The 1912 list has had few changes in the last 100+ years. In 1952, alexandrite was added as a birthstone for June and citrine was added as a birthstone for November. December’s traditional birthstone of lapis lazuli was replaced with blue zircon. In 2002, tanzanite, the blue-purple gemstone that had been discovered in 1967, was added to the list for December. And, most recently, in 2016, spinel was added as a birthstone for August.
Why the additions? Many people would say it’s a marketing move. Birthstones aren’t really seen as bringing good luck or good health anymore. They don’t have the significance they used to have. They’re just fun. So why not have more choices? I’m really happy for all you August babies who no longer feel confined to the yellowish-green of peridot. Spinel offers great variety! (See my blog on spinel–July 28, 2016).
So, what do we make of this idea of birthstones? To me it sounds like a complicated game of Telephone. Do you remember that game when someone whispers a phrase to someone else, and it goes around the circle?
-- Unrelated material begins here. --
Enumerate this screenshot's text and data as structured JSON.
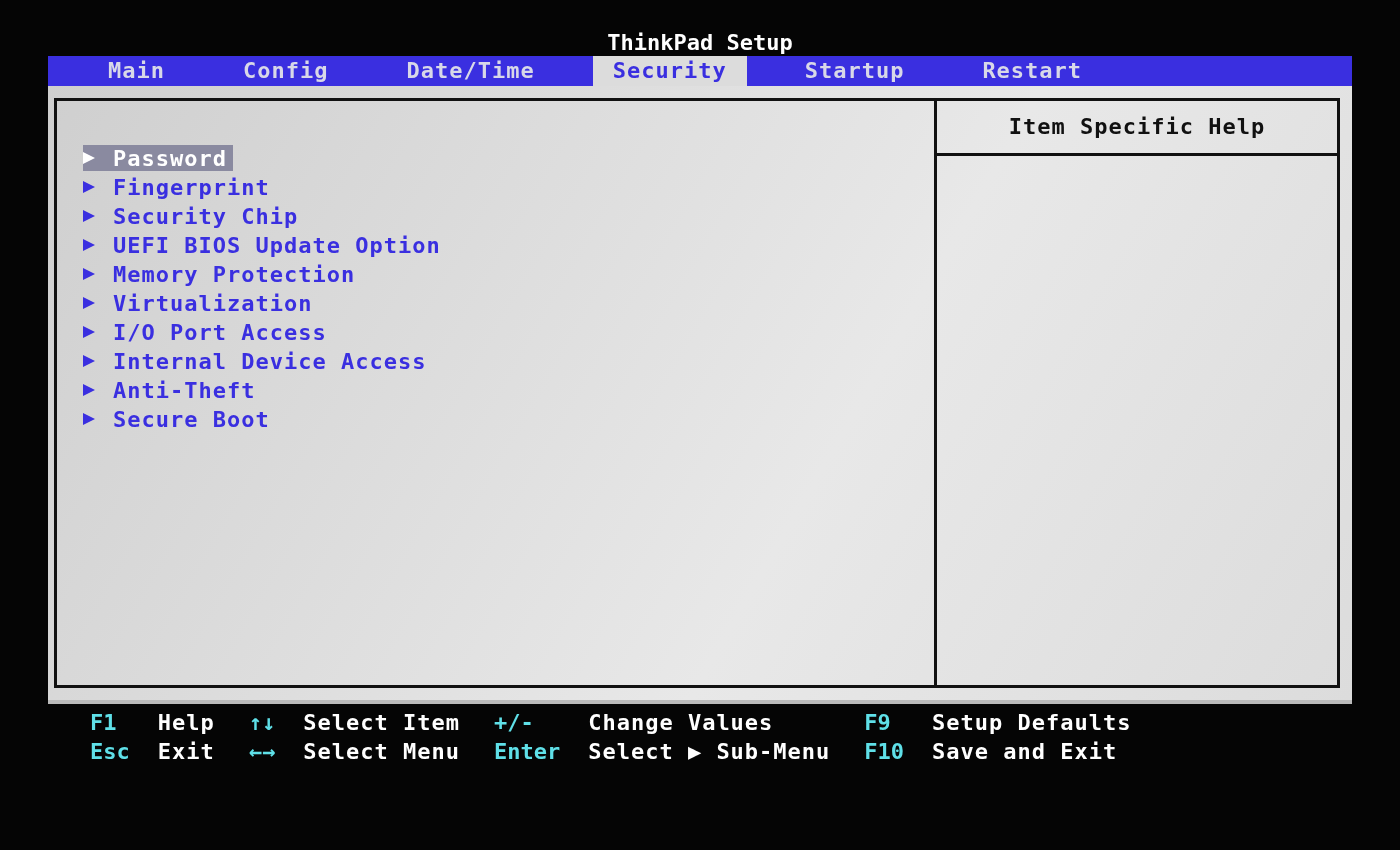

The final uttering of the phrase bears no resemblance to the original. That’s how I feel birthstones came to be. From Aaron’s breastplate to the writings of Josephus to the Jewelers’ list, it’s a crazy, convoluted path. But this is where we are and what we have. My suggestion? Adopt your favorite gemstone, the one that has meaning to you, and make it YOUR birthstone.
Amethyst: February birthstone